Interestingly, President Ruto’s government has vowed to cut its rate of borrowing since assuming office in September 2022. Foreign loans committed for the next budget have been reduced to $2.3 billion from the present $2.4 billion. Public debt surged during the leadership of Dr. Ruto’s predecessor, Mr. Kenyatta, who led a huge infrastructure-building effort.
Kenya’s debt more than quadrupled to $63.6 billion under Mr. Kenyatta’s 10-year administration, which started in 2013. The IMF believes that the country’s high risk of debt distress was driven by an increase in liabilities.
Kenya has said that it cannot ignore its obligation to repay debt. In 2020, the IMF categorized over 20 African countries, including Kenya, as being in or very vulnerable to debt distress. Lenders, notably China Eximbank and China Development Bank, have reacted by enforcing more rigorous lending standards.
Implications for Africa’s Economic Future
Reducing China’s lending to Africa has several implications for the continent’s economic future. One of the primary implications is that African countries may have to look for alternative sources of financing for their infrastructure projects and other development initiatives. African countries may have to turn to other countries, such as the United States, Japan, and European countries, to fill the gap left by China’s reduced lending. However, these countries may not be able to provide the same level of financing as China, which could slow down Africa’s economic development.
Another implication of the decline in China’s lending to Africa is that the countries may have to become more self-reliant and focus on domestic resource mobilization. African governments may have to improve their tax systems and reduce corruption to generate more revenue to finance their development initiatives. This could lead to a more sustainable economic development model for African countries in the long run.
Moreover, Africa could also shift the balance of power between China and African countries. In the past, African countries heavily depended on China for their development initiatives. However, with the reduction in China’s lending, African countries may become more assertive in their relationship with China and demand more favourable terms for loans and investments.
The reduction in China’s lending to Africa could also lead to a slowdown in infrastructure development in Africa. Infrastructure development is critical for Africa’s economic growth, and China has been a major player in this area. With the reduction in China’s lending, African countries may be unable to finance their infrastructure projects, which could slow economic growth and development.
China’s reduced lending to Africa has raised concerns about the future of Africa’s economic development and the related interactions going into the future. The reduction in lending is due to a combination of factors, including the slowdown in the Chinese economy, the growing debt burden of African countries, and China’s increased selectivity in its lending.

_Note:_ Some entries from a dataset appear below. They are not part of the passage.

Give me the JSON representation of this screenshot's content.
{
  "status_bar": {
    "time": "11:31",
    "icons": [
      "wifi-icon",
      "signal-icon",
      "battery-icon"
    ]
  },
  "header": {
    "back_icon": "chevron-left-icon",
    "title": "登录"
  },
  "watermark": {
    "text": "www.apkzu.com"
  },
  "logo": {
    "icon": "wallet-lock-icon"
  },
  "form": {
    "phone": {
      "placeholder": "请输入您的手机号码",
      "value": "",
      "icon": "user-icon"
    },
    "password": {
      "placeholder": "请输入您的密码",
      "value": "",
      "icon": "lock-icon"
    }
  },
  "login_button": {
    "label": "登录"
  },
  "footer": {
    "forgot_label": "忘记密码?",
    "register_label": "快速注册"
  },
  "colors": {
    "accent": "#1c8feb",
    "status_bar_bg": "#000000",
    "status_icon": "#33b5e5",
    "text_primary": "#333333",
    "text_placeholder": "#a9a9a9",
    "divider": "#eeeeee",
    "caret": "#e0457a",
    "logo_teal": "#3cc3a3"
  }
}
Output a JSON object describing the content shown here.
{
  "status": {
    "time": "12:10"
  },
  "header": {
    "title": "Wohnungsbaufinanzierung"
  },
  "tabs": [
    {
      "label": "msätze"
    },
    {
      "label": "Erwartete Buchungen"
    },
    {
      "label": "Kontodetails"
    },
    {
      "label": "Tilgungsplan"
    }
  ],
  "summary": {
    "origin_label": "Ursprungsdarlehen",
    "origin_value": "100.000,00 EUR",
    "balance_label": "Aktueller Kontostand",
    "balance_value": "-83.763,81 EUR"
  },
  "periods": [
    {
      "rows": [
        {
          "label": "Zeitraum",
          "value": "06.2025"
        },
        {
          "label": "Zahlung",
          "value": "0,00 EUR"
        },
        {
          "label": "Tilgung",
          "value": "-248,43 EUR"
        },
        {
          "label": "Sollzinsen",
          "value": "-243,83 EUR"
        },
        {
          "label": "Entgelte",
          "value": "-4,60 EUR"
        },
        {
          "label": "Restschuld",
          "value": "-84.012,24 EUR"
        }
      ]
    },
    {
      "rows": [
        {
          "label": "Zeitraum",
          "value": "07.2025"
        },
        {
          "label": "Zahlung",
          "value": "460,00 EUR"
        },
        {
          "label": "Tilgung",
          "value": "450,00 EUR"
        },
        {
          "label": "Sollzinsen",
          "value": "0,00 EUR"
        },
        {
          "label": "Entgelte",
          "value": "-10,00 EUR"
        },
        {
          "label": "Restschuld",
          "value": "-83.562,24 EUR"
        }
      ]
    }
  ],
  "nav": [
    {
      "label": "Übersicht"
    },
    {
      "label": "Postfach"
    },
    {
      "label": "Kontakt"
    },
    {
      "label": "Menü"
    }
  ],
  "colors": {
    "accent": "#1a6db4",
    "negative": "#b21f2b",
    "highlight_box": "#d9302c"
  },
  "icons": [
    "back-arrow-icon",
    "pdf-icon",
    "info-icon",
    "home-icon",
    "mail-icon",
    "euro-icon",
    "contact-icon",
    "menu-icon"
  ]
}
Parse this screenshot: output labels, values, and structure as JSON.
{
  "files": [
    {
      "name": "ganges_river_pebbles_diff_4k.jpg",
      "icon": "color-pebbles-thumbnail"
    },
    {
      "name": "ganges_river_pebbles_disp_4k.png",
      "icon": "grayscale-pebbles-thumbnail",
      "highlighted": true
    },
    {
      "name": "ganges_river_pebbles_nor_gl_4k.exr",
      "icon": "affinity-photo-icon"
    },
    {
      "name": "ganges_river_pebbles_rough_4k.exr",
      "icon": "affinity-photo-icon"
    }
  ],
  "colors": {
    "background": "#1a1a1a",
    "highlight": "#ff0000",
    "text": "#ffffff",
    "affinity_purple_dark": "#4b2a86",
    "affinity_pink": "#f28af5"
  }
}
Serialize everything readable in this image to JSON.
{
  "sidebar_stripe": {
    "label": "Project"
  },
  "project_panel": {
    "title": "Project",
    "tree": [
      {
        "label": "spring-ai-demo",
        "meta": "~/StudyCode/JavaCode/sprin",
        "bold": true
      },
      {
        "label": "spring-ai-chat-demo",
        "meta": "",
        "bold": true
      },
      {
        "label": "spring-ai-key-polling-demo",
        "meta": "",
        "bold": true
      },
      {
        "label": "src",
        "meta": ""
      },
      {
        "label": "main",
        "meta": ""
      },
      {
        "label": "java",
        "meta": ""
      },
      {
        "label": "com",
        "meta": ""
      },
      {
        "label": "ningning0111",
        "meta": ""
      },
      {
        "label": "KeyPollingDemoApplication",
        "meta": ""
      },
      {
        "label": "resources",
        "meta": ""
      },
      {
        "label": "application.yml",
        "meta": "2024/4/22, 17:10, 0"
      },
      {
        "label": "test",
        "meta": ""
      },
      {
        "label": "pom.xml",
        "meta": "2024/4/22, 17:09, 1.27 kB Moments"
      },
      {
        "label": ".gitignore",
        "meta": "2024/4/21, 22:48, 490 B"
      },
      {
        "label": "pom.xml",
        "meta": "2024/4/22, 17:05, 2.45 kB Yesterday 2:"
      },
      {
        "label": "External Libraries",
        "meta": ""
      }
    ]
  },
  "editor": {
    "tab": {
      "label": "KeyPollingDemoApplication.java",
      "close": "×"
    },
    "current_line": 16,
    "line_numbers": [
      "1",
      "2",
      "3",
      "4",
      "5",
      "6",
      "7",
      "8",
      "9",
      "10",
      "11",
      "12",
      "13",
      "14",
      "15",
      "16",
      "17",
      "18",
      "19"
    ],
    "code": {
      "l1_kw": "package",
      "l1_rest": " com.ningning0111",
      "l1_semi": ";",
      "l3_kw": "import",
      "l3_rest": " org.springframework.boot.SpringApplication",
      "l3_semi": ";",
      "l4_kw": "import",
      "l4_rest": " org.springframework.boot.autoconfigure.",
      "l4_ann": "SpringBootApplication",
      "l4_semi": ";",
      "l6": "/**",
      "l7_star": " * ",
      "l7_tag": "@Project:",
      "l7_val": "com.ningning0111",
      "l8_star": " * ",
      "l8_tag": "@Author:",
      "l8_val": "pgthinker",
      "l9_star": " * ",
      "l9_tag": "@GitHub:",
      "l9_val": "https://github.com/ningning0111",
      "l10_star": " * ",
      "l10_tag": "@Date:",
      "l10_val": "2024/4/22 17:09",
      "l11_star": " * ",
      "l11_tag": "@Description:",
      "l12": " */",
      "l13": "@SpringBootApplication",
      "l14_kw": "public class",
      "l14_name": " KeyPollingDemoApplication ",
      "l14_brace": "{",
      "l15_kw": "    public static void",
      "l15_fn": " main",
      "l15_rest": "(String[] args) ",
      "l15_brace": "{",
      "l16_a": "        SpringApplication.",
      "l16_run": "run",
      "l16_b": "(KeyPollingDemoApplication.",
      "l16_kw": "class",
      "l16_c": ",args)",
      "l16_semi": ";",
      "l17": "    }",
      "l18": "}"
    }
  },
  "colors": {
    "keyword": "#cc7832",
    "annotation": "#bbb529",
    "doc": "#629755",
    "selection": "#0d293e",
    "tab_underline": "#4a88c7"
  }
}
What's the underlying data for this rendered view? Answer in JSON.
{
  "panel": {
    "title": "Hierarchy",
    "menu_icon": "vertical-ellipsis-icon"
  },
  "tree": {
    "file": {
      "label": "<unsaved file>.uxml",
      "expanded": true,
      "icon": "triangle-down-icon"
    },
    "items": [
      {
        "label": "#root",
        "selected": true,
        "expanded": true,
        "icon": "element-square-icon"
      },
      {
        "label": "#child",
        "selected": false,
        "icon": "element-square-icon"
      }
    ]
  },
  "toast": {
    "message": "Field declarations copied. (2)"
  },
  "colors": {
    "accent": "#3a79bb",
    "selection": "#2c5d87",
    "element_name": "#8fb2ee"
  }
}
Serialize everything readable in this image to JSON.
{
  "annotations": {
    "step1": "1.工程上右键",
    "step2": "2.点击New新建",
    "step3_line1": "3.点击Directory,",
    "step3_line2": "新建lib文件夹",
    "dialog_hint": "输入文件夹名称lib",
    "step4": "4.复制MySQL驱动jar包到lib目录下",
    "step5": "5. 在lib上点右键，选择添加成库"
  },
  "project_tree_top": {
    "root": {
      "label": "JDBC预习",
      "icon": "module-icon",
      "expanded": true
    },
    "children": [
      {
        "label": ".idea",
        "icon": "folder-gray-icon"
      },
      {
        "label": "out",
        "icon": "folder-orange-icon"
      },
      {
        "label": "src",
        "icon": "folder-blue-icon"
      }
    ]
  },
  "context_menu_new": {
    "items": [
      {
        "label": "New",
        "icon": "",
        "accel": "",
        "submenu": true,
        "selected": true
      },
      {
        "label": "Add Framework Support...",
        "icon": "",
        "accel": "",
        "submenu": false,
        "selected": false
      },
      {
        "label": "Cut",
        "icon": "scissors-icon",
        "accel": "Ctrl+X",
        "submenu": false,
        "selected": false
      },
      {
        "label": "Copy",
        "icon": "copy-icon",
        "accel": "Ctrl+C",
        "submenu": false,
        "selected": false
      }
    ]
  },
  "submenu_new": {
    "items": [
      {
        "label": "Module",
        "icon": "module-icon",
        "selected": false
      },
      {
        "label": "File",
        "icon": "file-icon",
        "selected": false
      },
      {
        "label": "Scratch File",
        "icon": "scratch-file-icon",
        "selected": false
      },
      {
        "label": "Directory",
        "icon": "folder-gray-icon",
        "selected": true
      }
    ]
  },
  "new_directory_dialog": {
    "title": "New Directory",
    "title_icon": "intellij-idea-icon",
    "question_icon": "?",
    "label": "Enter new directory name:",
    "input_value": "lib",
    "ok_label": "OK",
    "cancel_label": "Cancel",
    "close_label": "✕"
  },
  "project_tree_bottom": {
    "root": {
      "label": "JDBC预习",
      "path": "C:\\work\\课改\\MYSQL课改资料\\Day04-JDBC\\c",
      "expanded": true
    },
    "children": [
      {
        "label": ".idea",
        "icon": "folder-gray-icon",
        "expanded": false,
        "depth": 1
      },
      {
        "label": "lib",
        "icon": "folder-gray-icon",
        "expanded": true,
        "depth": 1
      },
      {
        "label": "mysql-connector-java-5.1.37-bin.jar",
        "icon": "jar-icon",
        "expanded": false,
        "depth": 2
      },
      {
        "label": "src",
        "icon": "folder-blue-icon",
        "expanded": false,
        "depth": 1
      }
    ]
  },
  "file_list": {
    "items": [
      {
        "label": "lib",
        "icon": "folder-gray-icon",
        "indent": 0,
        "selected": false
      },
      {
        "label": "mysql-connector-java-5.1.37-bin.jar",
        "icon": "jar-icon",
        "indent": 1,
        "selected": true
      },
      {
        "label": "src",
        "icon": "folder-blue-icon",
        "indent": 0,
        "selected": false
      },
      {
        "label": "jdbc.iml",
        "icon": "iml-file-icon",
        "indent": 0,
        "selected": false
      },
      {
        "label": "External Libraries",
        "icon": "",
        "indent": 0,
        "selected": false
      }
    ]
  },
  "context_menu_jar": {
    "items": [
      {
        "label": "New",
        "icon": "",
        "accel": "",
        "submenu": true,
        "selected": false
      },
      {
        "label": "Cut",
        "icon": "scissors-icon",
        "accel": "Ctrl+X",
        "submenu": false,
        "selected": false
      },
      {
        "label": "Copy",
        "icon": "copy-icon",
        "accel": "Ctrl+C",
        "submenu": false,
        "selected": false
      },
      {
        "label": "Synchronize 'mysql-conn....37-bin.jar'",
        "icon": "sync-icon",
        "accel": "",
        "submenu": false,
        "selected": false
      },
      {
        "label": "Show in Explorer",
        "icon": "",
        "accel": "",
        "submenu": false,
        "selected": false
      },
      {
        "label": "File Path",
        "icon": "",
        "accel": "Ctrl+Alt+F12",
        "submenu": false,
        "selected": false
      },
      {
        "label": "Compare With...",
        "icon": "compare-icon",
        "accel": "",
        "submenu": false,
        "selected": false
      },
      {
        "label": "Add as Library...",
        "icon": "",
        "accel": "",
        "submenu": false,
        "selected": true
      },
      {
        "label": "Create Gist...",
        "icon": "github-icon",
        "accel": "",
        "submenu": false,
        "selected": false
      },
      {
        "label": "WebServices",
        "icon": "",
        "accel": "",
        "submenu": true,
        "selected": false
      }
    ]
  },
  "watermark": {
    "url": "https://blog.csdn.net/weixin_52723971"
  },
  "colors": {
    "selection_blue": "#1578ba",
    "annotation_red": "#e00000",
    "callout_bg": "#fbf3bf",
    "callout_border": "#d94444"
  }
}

The reduced lending has several implications for Africa’s economic future. African countries must find alternative sources of financing, a shift towards domestic resource mobilization, a change in the balance of power between China-African relations, and a potential slowdown in infrastructure development. African countries must navigate these changes carefully to ensure sustainable economic growth in the coming years.